In the light of these short considerations, the Court ruled as follows:

Article 4(2)(d) of First Council Directive 89/104/EEC of 21 December 1988 to approximate the laws of the Member States relating to trade marks is to be interpreted as meaning that the earlier trade mark must be well known throughout the territory of the Member State of registration or in a substantial part of it.

Underlying the whole of the Nieto Nuño case is the Spanish Court’s recognition that their nationals are accorded the protection of the Convention within their own Spanish State. In other words, a Spanish mark registered, used or promoted only in Spain can be recognised as well known within Spain as long as it meets the requisite criteria. UK legislation, on the other hand precludes this by virtue of TMA 1994 s. 56(1) in conjunction with s. 55 (1)(b).

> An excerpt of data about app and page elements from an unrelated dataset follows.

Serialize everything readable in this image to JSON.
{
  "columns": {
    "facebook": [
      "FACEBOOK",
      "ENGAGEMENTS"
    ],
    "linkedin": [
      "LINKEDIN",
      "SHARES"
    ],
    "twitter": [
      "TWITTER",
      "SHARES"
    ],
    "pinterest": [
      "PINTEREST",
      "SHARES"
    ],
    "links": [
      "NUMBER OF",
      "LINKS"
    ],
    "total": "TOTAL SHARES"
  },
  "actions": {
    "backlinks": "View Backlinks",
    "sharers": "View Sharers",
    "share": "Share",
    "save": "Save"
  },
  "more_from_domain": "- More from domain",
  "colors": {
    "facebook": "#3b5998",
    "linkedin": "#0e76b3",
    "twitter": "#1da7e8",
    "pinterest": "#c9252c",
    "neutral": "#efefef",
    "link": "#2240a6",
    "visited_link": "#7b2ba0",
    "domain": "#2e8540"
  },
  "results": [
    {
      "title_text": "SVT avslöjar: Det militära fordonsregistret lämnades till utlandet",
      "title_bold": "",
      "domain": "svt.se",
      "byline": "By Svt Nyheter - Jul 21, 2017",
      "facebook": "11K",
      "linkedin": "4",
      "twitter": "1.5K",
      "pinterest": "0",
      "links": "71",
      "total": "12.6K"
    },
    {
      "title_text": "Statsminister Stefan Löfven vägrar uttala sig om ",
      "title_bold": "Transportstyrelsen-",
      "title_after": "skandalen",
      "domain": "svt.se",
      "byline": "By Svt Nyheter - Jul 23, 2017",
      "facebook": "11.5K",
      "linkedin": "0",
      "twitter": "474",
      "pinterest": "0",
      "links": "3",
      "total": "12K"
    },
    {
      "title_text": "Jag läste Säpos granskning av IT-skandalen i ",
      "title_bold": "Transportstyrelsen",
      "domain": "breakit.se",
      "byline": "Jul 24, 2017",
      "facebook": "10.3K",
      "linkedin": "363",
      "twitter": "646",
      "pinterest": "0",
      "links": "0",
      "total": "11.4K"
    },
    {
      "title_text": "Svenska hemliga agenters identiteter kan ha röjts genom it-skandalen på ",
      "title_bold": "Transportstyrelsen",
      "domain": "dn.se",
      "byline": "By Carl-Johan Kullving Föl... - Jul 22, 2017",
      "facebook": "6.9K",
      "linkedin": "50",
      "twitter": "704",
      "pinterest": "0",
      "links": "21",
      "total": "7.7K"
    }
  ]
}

s.56 (1) states:

References in this Act to a trade mark which is entitled to protection under the Paris Convention or the WTO agreement as a well known trade mark are to a mark which is well-known in the United Kingdom as being the mark of a person who-

  • (a) is a national of a Convention country, or
  • (b) is domiciled in, or has a real and effective industrial or commercial establishment in, a Convention country,

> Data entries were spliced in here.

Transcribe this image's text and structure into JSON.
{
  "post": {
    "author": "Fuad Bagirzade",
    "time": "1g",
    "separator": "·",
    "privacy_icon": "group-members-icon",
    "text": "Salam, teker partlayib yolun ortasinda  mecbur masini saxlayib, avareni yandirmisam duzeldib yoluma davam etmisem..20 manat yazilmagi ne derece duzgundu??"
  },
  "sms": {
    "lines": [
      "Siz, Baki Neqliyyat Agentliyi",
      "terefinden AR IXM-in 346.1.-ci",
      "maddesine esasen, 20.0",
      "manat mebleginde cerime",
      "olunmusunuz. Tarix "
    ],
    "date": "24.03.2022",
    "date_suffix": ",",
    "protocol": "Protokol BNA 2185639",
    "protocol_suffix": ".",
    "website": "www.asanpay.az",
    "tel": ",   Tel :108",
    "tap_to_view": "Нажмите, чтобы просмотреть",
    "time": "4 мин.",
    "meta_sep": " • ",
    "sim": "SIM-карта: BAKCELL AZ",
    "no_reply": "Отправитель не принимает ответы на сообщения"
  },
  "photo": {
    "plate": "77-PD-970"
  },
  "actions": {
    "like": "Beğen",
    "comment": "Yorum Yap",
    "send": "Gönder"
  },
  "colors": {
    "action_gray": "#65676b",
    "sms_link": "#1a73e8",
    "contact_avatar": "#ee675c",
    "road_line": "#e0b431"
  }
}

whether or not that person carried on business, or has any goodwill, in the United Kingdom. References to the proprietor of such a mark shall be construed accordingly.

s. 55(1)(b) states:

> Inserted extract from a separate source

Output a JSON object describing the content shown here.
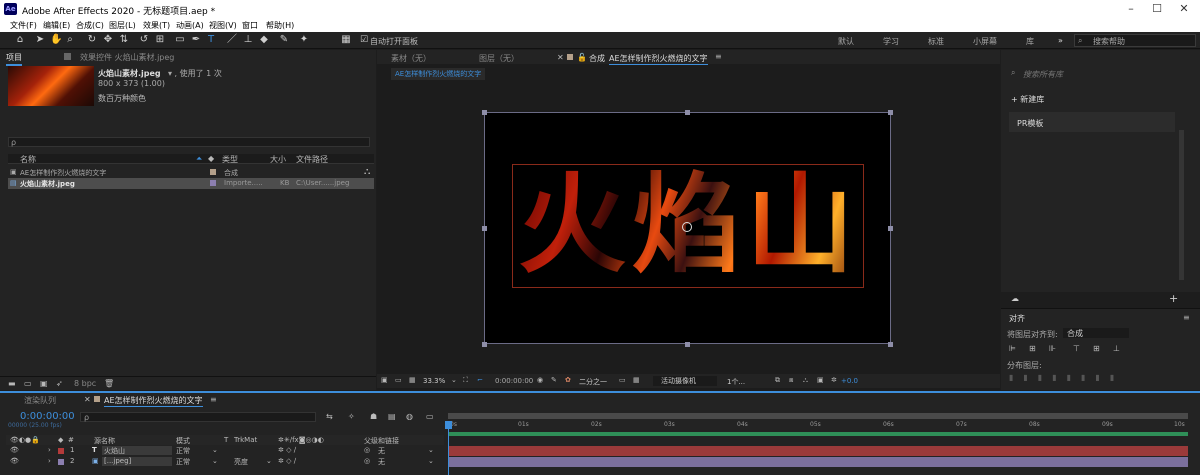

a “Convention country” means a country, other than the United Kingdom, which is party to that Convention. [emphasis mine]

In the UK, therefore, a practitioner is never able to put down in a statement of grounds, for example in opposition proceedings, that a client’s mark, if only registered or used in the UK, is entitled to protection as an earlier trade mark in the UK ‘under the Paris convention or the WTO agreement as a well known trade mark’ (cf. s.6 (c)).

This approach which excludes application of the provisions of Article 6bis of the Convention to purely internal situations for one’s own nationals, reflects the theoretical or academic position that the Convention is all to do with ‘foreigners’ and extending the benefits of the Convention to these alone within one’s own national territory. The opposite and alternate approach (taken by Spain and many other countries) is to see the Paris Convention as a minimum harmonisation of laws from the substantive point of view for all Convention countries. This is implemented by an amendment of domestic legislation such that equal treatment is given to both foreigners and to one’s own nationals. Under this approach, according to the proponents, there is no ‘discrimination’ detrimental to the latter.

Which interpretation of the Convention is correct is quite unclear. What is now clear, however, is that if you (but you have to be a ‘foreigner’) want your mark to be recognised as well known, make sure it is known not just in and around a city like Cambridge.

This article first appeared as a feature in the March 2008 issue of the ITMA Review